*ASSIGNED TASK*:
Take the data that follows and return it exactly.
START DATA SECTION
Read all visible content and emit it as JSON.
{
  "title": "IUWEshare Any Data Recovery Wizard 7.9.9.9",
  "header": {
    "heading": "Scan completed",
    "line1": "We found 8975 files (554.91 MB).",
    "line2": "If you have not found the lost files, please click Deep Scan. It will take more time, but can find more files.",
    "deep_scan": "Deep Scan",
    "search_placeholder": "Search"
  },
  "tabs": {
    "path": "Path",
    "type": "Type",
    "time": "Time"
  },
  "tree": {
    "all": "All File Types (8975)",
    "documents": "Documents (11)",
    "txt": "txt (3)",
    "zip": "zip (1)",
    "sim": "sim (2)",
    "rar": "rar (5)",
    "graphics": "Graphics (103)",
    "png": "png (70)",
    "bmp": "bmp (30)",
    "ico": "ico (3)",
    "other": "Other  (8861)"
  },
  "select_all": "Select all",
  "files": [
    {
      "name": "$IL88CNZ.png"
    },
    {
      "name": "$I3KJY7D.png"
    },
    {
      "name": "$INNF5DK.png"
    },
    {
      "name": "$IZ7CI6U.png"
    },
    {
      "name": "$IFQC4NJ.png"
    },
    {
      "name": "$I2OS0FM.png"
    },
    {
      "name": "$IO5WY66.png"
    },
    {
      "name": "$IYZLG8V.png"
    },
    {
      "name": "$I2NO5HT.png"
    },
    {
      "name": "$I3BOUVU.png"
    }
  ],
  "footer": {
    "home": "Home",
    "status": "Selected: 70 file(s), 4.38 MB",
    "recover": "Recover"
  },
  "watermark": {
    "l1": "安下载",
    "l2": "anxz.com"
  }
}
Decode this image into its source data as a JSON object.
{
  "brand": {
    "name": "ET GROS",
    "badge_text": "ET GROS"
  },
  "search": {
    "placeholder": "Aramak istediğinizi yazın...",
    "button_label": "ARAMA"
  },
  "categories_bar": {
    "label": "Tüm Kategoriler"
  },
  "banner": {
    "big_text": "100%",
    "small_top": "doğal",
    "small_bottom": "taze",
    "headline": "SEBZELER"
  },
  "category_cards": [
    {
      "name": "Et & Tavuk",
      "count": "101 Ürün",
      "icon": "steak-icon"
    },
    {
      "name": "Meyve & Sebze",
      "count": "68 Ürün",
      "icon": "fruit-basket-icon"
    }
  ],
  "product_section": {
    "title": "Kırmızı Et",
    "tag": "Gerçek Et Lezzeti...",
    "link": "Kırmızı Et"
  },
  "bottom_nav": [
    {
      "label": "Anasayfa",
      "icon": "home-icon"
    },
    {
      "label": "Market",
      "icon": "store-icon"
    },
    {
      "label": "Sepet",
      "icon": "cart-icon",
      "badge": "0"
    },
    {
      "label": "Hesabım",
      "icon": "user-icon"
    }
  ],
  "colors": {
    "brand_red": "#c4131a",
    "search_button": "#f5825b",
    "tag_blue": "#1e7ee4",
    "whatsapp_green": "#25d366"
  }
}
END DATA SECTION
*EXERCISE RESPONSE*:
Read all visible content and emit it as JSON.
{
  "title": "IUWEshare Any Data Recovery Wizard 7.9.9.9",
  "header": {
    "heading": "Scan completed",
    "line1": "We found 8975 files (554.91 MB).",
    "line2": "If you have not found the lost files, please click Deep Scan. It will take more time, but can find more files.",
    "deep_scan": "Deep Scan",
    "search_placeholder": "Search"
  },
  "tabs": {
    "path": "Path",
    "type": "Type",
    "time": "Time"
  },
  "tree": {
    "all": "All File Types (8975)",
    "documents": "Documents (11)",
    "txt": "txt (3)",
    "zip": "zip (1)",
    "sim": "sim (2)",
    "rar": "rar (5)",
    "graphics": "Graphics (103)",
    "png": "png (70)",
    "bmp": "bmp (30)",
    "ico": "ico (3)",
    "other": "Other  (8861)"
  },
  "select_all": "Select all",
  "files": [
    {
      "name": "$IL88CNZ.png"
    },
    {
      "name": "$I3KJY7D.png"
    },
    {
      "name": "$INNF5DK.png"
    },
    {
      "name": "$IZ7CI6U.png"
    },
    {
      "name": "$IFQC4NJ.png"
    },
    {
      "name": "$I2OS0FM.png"
    },
    {
      "name": "$IO5WY66.png"
    },
    {
      "name": "$IYZLG8V.png"
    },
    {
      "name": "$I2NO5HT.png"
    },
    {
      "name": "$I3BOUVU.png"
    }
  ],
  "footer": {
    "home": "Home",
    "status": "Selected: 70 file(s), 4.38 MB",
    "recover": "Recover"
  },
  "watermark": {
    "l1": "安下载",
    "l2": "anxz.com"
  }
}
Decode this image into its source data as a JSON object.
{
  "brand": {
    "name": "ET GROS",
    "badge_text": "ET GROS"
  },
  "search": {
    "placeholder": "Aramak istediğinizi yazın...",
    "button_label": "ARAMA"
  },
  "categories_bar": {
    "label": "Tüm Kategoriler"
  },
  "banner": {
    "big_text": "100%",
    "small_top": "doğal",
    "small_bottom": "taze",
    "headline": "SEBZELER"
  },
  "category_cards": [
    {
      "name": "Et & Tavuk",
      "count": "101 Ürün",
      "icon": "steak-icon"
    },
    {
      "name": "Meyve & Sebze",
      "count": "68 Ürün",
      "icon": "fruit-basket-icon"
    }
  ],
  "product_section": {
    "title": "Kırmızı Et",
    "tag": "Gerçek Et Lezzeti...",
    "link": "Kırmızı Et"
  },
  "bottom_nav": [
    {
      "label": "Anasayfa",
      "icon": "home-icon"
    },
    {
      "label": "Market",
      "icon": "store-icon"
    },
    {
      "label": "Sepet",
      "icon": "cart-icon",
      "badge": "0"
    },
    {
      "label": "Hesabım",
      "icon": "user-icon"
    }
  ],
  "colors": {
    "brand_red": "#c4131a",
    "search_button": "#f5825b",
    "tag_blue": "#1e7ee4",
    "whatsapp_green": "#25d366"
  }
}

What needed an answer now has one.